We had a wonderful time. From 10:30am till about 4pm, we tramped along 6 – 7 miles of densely wooded trails, dawdling over and over again to listen to a chorale of birdsong. We caught the flash of a tail as one of the tuatara skittered into a burrow far from that enclosure, and peered into the bush to watch rare native birds flit about (oh, the Whitehead; there, the Saddleback; what the heck, the huge thrumming flight of the kereru pigeon).

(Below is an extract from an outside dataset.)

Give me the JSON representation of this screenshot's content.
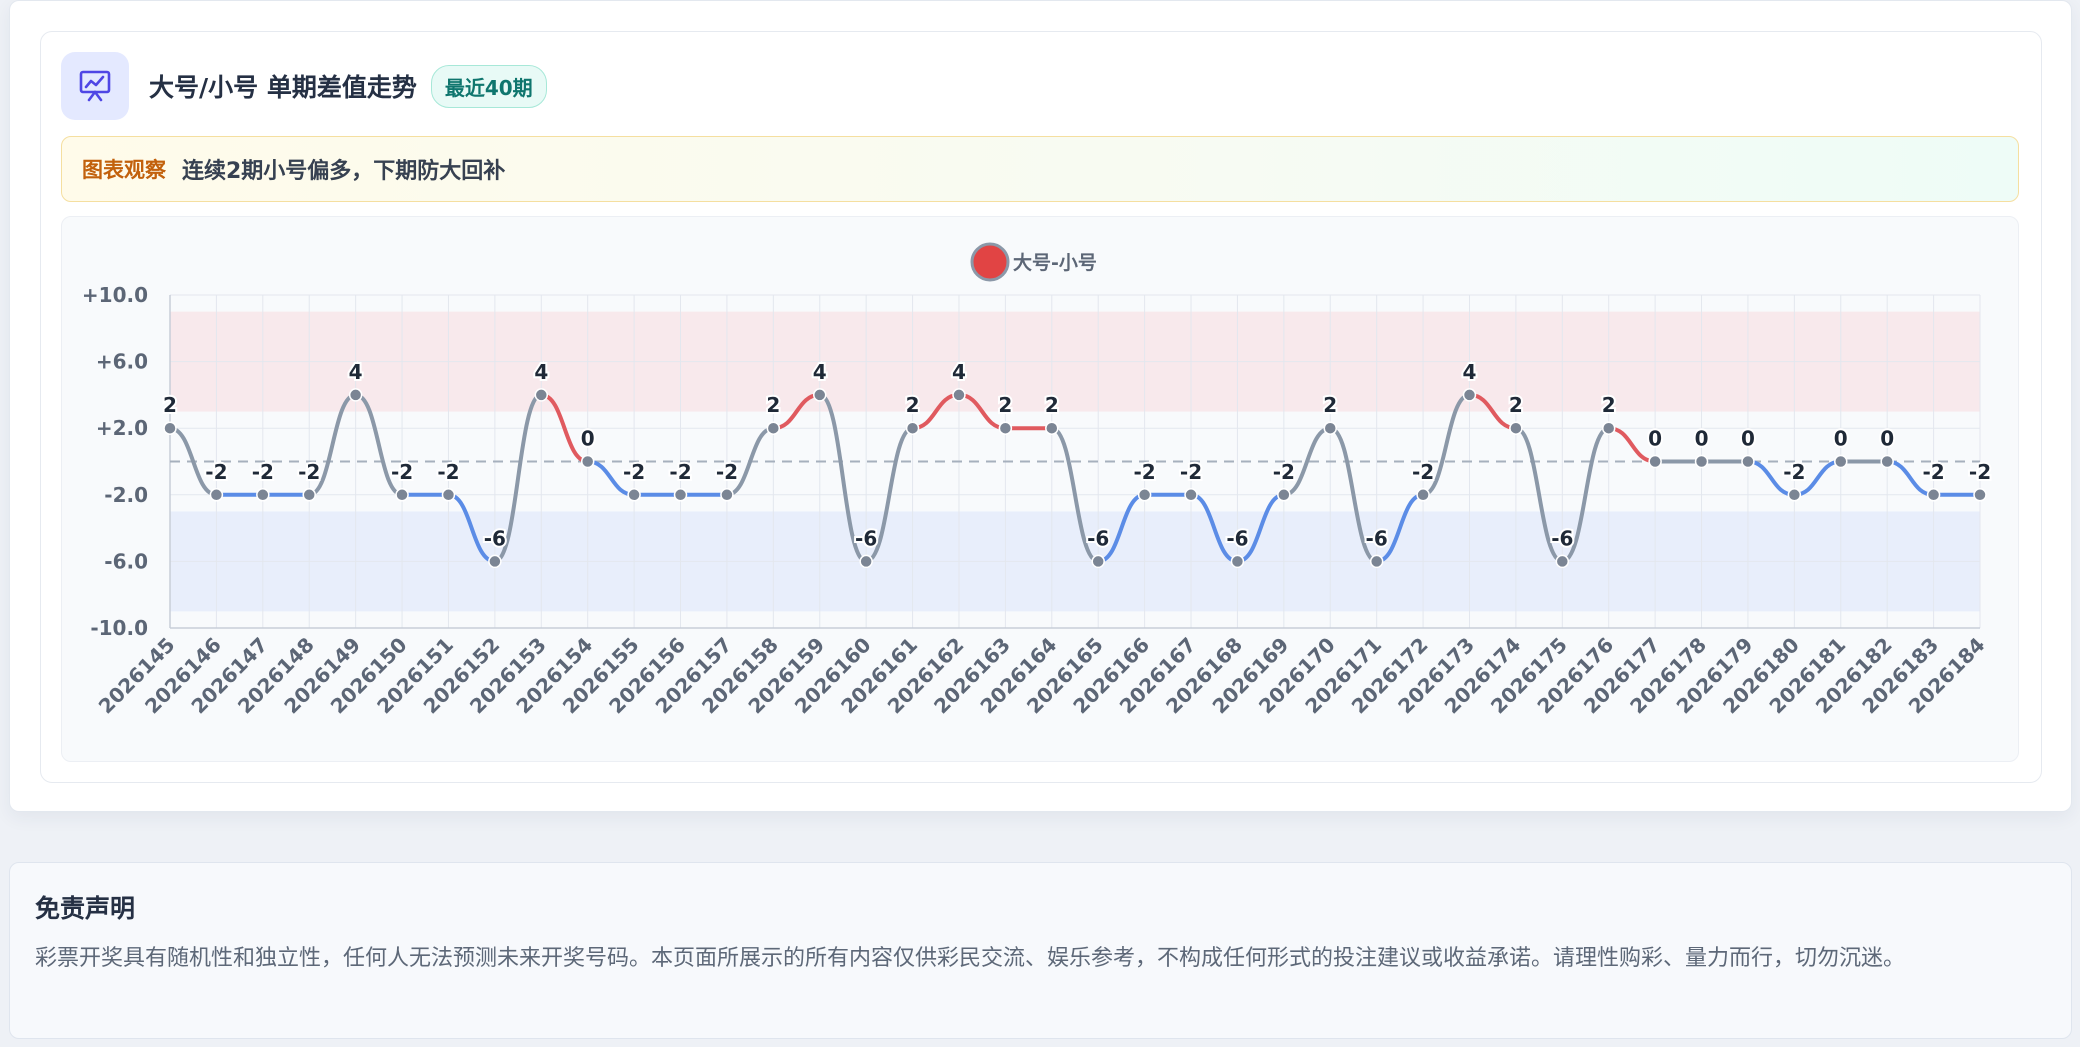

We walked along some of the fencing at the top of the ridge, with a vista over the city, then stopped to picnic at a convenient bench on the descent, with a view over the forested valley instead. There we met a retired cellist and his wife who were frequent visitors to the preserve, had just completed a six-day trek on Tasmania (at the age of 82) and frequently repaired the perimeter fence themselves. While we ate, an avid North Island robin hopped about our feet, a typical behavior of native species which developed with few natural predators. The kaka parrot back on Kapiti enjoys scavenging in people’s backpacks and roosting on their heads; here several dropped by to greet us.
Down at the valley floor, near the lake, in addition to spying the enclosed tuatara, we watched the rare pakehoe – which looks like an overgrown kiwi – grazing on a grassy area, plus countless shags nesting over the lake, and several native ducks.
By day’s end, we regretted it was time to leave, so we signed up as members, planning to return often.
At the farmer’s market early Sunday, just a few blocks from home, a Wellingtonian woman with her banana-laden tot at her heels said hello and asked about us. We explained we were staying in town for a while, and so on. She commented that Auckland, by contrast, was just a big city where everything seemed far apart. But , here in the cool little capital city of Wellington, there was so much to do and enjoy – music, theatre, nature – and all so close. Our two sunny spring days in the Botanic Garden and Zealandia certainly confirmed our choice of cities.
(And for more pictures from New Zealand, CLICK HERE to view the slideshow at the end of the New Zealand itinerary page.)